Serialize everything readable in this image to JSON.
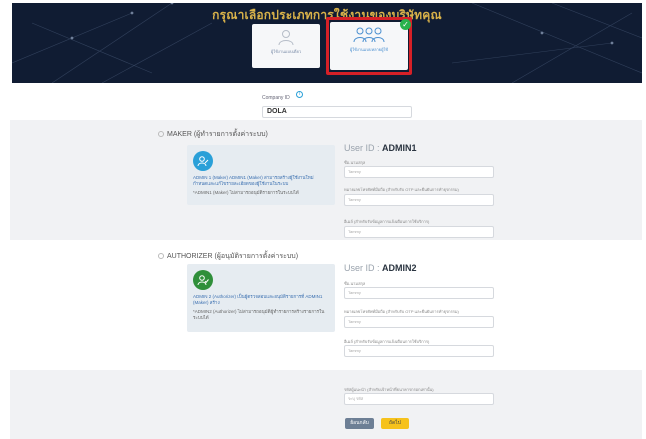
{
  "banner": {
    "title": "กรุณาเลือกประเภทการใช้งานของบริษัทคุณ",
    "cards": [
      {
        "label": "ผู้ใช้งานแบบเดี่ยว",
        "selected": false,
        "icon": "single-user-icon"
      },
      {
        "label": "ผู้ใช้งานแบบหลายผู้ใช้",
        "selected": true,
        "icon": "group-users-icon"
      }
    ],
    "colors": {
      "background": "#101c33",
      "title": "#d9b24a",
      "highlight": "#d62027",
      "check": "#28b24b"
    }
  },
  "company": {
    "label": "Company ID",
    "value": "DOLA"
  },
  "maker": {
    "title": "MAKER (ผู้ทำรายการตั้งค่าระบบ)",
    "description": "ADMIN 1 (Maker) ADMIN1 (Maker) สามารถสร้างผู้ใช้งานใหม่ กำหนดและแก้ไขรายละเอียดของผู้ใช้งานในระบบ",
    "note": "*ADMIN1 (Maker) ไม่สามารถอนุมัติรายการในระบบได้",
    "user_id_label": "User ID :",
    "user_id": "ADMIN1",
    "fields": [
      {
        "label": "ชื่อ-นามสกุล",
        "placeholder": "Tammy"
      },
      {
        "label": "หมายเลขโทรศัพท์มือถือ (สำหรับรับ OTP และยืนยันการทำธุรกรรม)",
        "placeholder": "Tammy"
      },
      {
        "label": "อีเมล์ (สำหรับรับข้อมูลการแจ้งเตือนการใช้บริการ)",
        "placeholder": "Tammy"
      }
    ],
    "avatar_color": "#2aa0d8"
  },
  "authorizer": {
    "title": "AUTHORIZER (ผู้อนุมัติรายการตั้งค่าระบบ)",
    "description": "ADMIN 2 (Authorizer) เป็นผู้ตรวจสอบและอนุมัติรายการที่ ADMIN1 (Maker) สร้าง",
    "note": "*ADMIN2 (Authorizer) ไม่สามารถอนุมัติผู้ทำรายการสร้างรายการในระบบได้",
    "user_id_label": "User ID :",
    "user_id": "ADMIN2",
    "fields": [
      {
        "label": "ชื่อ-นามสกุล",
        "placeholder": "Tammy"
      },
      {
        "label": "หมายเลขโทรศัพท์มือถือ (สำหรับรับ OTP และยืนยันการทำธุรกรรม)",
        "placeholder": "Tammy"
      },
      {
        "label": "อีเมล์ (สำหรับรับข้อมูลการแจ้งเตือนการใช้บริการ)",
        "placeholder": "Tammy"
      }
    ],
    "avatar_color": "#2f8f3a"
  },
  "footer": {
    "field_label": "รหัสผู้แนะนำ (สำหรับเจ้าหน้าที่ธนาคารกรอกเท่านั้น)",
    "field_placeholder": "ระบุ รหัส",
    "back_label": "ย้อนกลับ",
    "next_label": "ถัดไป",
    "colors": {
      "back": "#6d7f95",
      "next": "#f6c21c"
    }
  }
}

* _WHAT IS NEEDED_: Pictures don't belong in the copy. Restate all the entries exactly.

* _TASK RESPONSE_:
Serialize everything readable in this image to JSON.
{
  "banner": {
    "title": "กรุณาเลือกประเภทการใช้งานของบริษัทคุณ",
    "cards": [
      {
        "label": "ผู้ใช้งานแบบเดี่ยว",
        "selected": false,
        "icon": "single-user-icon"
      },
      {
        "label": "ผู้ใช้งานแบบหลายผู้ใช้",
        "selected": true,
        "icon": "group-users-icon"
      }
    ],
    "colors": {
      "background": "#101c33",
      "title": "#d9b24a",
      "highlight": "#d62027",
      "check": "#28b24b"
    }
  },
  "company": {
    "label": "Company ID",
    "value": "DOLA"
  },
  "maker": {
    "title": "MAKER (ผู้ทำรายการตั้งค่าระบบ)",
    "description": "ADMIN 1 (Maker) ADMIN1 (Maker) สามารถสร้างผู้ใช้งานใหม่ กำหนดและแก้ไขรายละเอียดของผู้ใช้งานในระบบ",
    "note": "*ADMIN1 (Maker) ไม่สามารถอนุมัติรายการในระบบได้",
    "user_id_label": "User ID :",
    "user_id": "ADMIN1",
    "fields": [
      {
        "label": "ชื่อ-นามสกุล",
        "placeholder": "Tammy"
      },
      {
        "label": "หมายเลขโทรศัพท์มือถือ (สำหรับรับ OTP และยืนยันการทำธุรกรรม)",
        "placeholder": "Tammy"
      },
      {
        "label": "อีเมล์ (สำหรับรับข้อมูลการแจ้งเตือนการใช้บริการ)",
        "placeholder": "Tammy"
      }
    ],
    "avatar_color": "#2aa0d8"
  },
  "authorizer": {
    "title": "AUTHORIZER (ผู้อนุมัติรายการตั้งค่าระบบ)",
    "description": "ADMIN 2 (Authorizer) เป็นผู้ตรวจสอบและอนุมัติรายการที่ ADMIN1 (Maker) สร้าง",
    "note": "*ADMIN2 (Authorizer) ไม่สามารถอนุมัติผู้ทำรายการสร้างรายการในระบบได้",
    "user_id_label": "User ID :",
    "user_id": "ADMIN2",
    "fields": [
      {
        "label": "ชื่อ-นามสกุล",
        "placeholder": "Tammy"
      },
      {
        "label": "หมายเลขโทรศัพท์มือถือ (สำหรับรับ OTP และยืนยันการทำธุรกรรม)",
        "placeholder": "Tammy"
      },
      {
        "label": "อีเมล์ (สำหรับรับข้อมูลการแจ้งเตือนการใช้บริการ)",
        "placeholder": "Tammy"
      }
    ],
    "avatar_color": "#2f8f3a"
  },
  "footer": {
    "field_label": "รหัสผู้แนะนำ (สำหรับเจ้าหน้าที่ธนาคารกรอกเท่านั้น)",
    "field_placeholder": "ระบุ รหัส",
    "back_label": "ย้อนกลับ",
    "next_label": "ถัดไป",
    "colors": {
      "back": "#6d7f95",
      "next": "#f6c21c"
    }
  }
}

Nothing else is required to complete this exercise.